Ten years ago people’s power spilled onto the streets in nations across the Arab world.
Millions seeking to overcome decades of repression, poverty, and inequality. The Arab Spring started in Tunisia in 2010 and swept across large parts of the Middle East and North Africa. A decade on, what was achieved, what was lost. Was the movement more of a setback than a success?
- Safwan Masri is Executive Vice President for Global Centers and Global Development at Columbia University. He’s also the author of the book, “Tunisia: An Arab Anomaly.”
- Nicolai Due-Gundersen is a political analyst at Kingston University.
- Nader Hashemi is the director of the Center for Middle East Studies at the University of Denver.
- Ross Harrison is a senior fellow and director of research at the Middle East Institute.
Ten years ago, the Arab Spring swept across the Middle East. Today, the hopes awakened by the pro-democracy uprisings have vanished—but the underlying conditions that drove the unrest are as acute as ever. https://t.co/CHiZCfhE3s
— The Washington Post (@washingtonpost) January 25, 2021

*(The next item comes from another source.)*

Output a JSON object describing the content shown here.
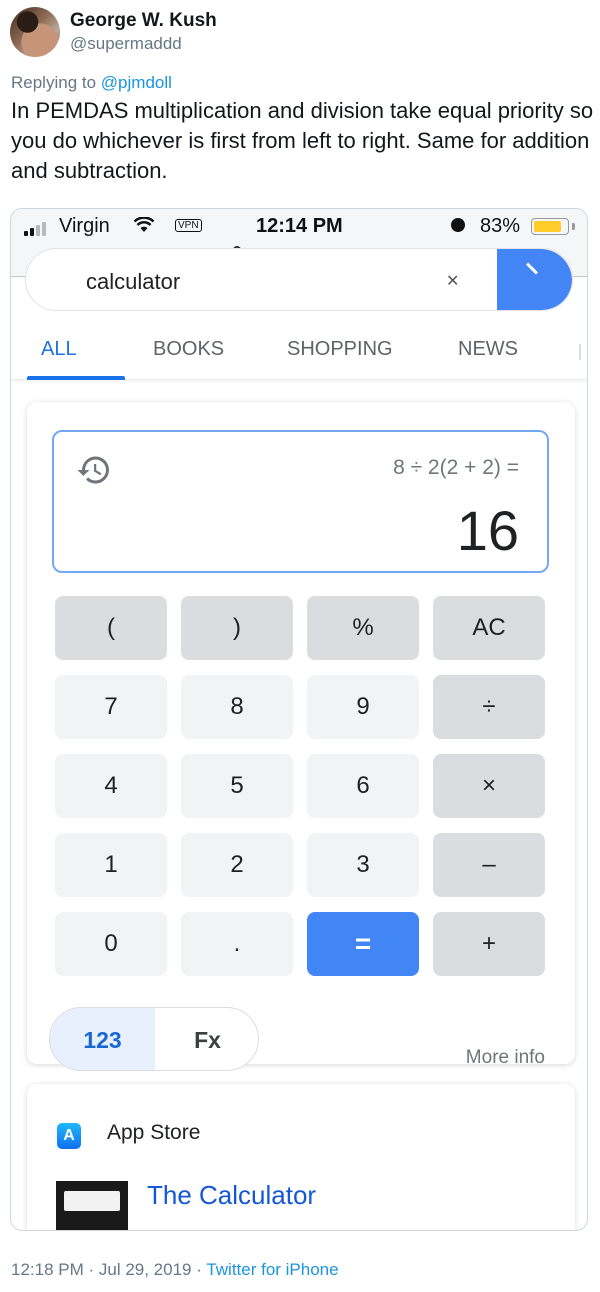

Ten years after the Arab spring, Yemen has little hope left https://t.co/KiWAHFH3RO
— The Guardian (@guardian) February 1, 2021